The Look of Love is out in UK cinemas on 26th April 2013.

Fifty Shades of Monotone

The ‘Fifty Shades’ trilogy by E L James is what everyone has been talking/tweeting/banging on about. The first book, ‘Fifty Shades of Grey’ has sold over 534,000 copies and has been claimed to have improved sex lives and even ‘saved marriages’. But does it live up to the hype? I think not.

The 'Fifty Shades' trilogy

The ‘Fifty Shades’ trilogy by British novelist, E L James, appears to be the nation’s desire

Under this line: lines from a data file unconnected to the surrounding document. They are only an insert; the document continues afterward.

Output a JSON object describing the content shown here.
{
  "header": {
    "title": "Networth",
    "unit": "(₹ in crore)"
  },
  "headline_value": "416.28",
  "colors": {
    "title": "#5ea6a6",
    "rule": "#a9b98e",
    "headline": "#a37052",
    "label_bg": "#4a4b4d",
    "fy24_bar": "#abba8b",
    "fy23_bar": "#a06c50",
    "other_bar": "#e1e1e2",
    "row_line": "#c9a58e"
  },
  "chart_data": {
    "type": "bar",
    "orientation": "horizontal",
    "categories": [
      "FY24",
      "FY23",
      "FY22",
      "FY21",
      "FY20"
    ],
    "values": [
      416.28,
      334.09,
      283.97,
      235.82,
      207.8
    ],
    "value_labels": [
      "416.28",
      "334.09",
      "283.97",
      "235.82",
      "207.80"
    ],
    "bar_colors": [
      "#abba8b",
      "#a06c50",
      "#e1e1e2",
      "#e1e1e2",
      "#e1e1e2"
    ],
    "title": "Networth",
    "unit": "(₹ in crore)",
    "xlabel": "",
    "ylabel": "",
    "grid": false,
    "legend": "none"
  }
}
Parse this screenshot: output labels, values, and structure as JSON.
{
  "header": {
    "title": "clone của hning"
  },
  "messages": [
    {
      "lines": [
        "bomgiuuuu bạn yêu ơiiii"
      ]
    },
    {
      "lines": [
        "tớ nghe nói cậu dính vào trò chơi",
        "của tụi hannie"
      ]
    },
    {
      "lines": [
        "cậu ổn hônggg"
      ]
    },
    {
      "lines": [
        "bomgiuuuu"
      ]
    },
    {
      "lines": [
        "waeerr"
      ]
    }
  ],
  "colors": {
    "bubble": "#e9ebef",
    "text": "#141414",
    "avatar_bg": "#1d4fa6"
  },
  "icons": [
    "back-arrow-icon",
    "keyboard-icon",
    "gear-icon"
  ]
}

The ‘Fifty Shades of Grey’ trilogy is an erotic novel told through the mouth of Anastasia Rose Steele, a virgin, as she falls madly in love with multi-billionaire, Christian Grey. There is just one kink in her knight’s metallic armour: his need for sexual domination.

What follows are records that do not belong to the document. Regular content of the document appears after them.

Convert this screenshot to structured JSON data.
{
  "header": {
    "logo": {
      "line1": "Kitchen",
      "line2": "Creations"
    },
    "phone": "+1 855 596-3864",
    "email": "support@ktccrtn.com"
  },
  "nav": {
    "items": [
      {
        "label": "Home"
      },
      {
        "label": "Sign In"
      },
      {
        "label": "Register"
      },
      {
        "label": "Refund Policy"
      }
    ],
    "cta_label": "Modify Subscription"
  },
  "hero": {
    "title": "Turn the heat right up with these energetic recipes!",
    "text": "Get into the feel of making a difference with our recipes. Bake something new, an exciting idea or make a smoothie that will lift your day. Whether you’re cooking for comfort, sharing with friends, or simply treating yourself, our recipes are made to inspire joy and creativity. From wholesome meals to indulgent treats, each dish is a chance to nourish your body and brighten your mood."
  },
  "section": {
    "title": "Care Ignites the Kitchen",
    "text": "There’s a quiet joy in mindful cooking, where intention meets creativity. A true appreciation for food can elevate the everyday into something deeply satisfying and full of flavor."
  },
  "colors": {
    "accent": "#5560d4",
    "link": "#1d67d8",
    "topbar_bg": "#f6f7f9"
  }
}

When Ana is first propositioned by the gorgeous CEO, admittedly, the thought of having to sign a contract in order for him to fulfil her sexual desire is, as Ana would put it herself, ‘hot’.  Finding out Grey’s dirty sexual secret is enticing. Why doesn’t he like being touched? And visiting the ’Red Room of Pain’ makes you squirm with awkwardness and horror. But you can’t stop until you find out. Reading the words James dared to put on paper feels wrong, embarrassing, naughty… yet intriguing and compelling. Ana even shatters ‘into a thousand pieces’ during her first sexual encounter, vanilla style (sex without any ‘kinky fuckery’). Nicely done Mr Grey.

However, the storyline swiftly becomes a sex diary. That is all they do. Sex. All the time. On the piano, on the billiard table, in bed, in the elevators, in the Red Room of Pain, in public… Sex and orgasms. All the time. The plot hardly thickens. Even when Ana leaves Christian, you have no doubt the couple will rekindle their love.

Sure enough, book two, ‘Fifty Shades Darker’ sees an almost immediate reconciliation. Barely four days have passed and they are back together. Screwing each other. Christian continues to have no limits to the amounts of money he spends. Oh sorry, I must give credit to the slight change. The book is now littered with “I love you”. There is a vague plot dipping in and out of another sexual drama about Ana being sexually harassed by her boss, Jack Hyde… but there is very little excitement there. Christian uses his money to save Ana, the have make up sex blah blah blah.

Development of the storyline appears in book three, ‘Fifty Shades Freed’, where Ana marries Christian. “Husband”, “wife”, “Mr Grey”, “Mrs Grey” now make up a large number of the literature. It’s sappy, dull and unrealistic.

Quite frankly, the whole story line that stretches across the three books is grey. The lack of realism is a real let down. Initially Ana is faced with a challenge: the love of her life is “fifty shades of fucked up”, he likes bondage, he doesn’t like being touched, he doesn’t know how to love.  However, Ana gets the gorgeous hunk, gets the money, gets her dream job, orgasms during every sexual encounter (which is more like fifty times a day and less like fifty shades of grey) and her happily ever after is practically given to her with no real struggle or threat.

However, what is alarming is the popularity of a story, which depicts an older man seducing a younger woman with violence and money.

Unfortunately, the trilogy feels like teen-fiction with an overload of graphic sex and no real adventure. The storyline is monotonous, metallic and greatly lacking in colour. After all, no matter what shade, grey is grey. Lets hope the movie

doesn’t disappoint as much as the books.  3 out of 10.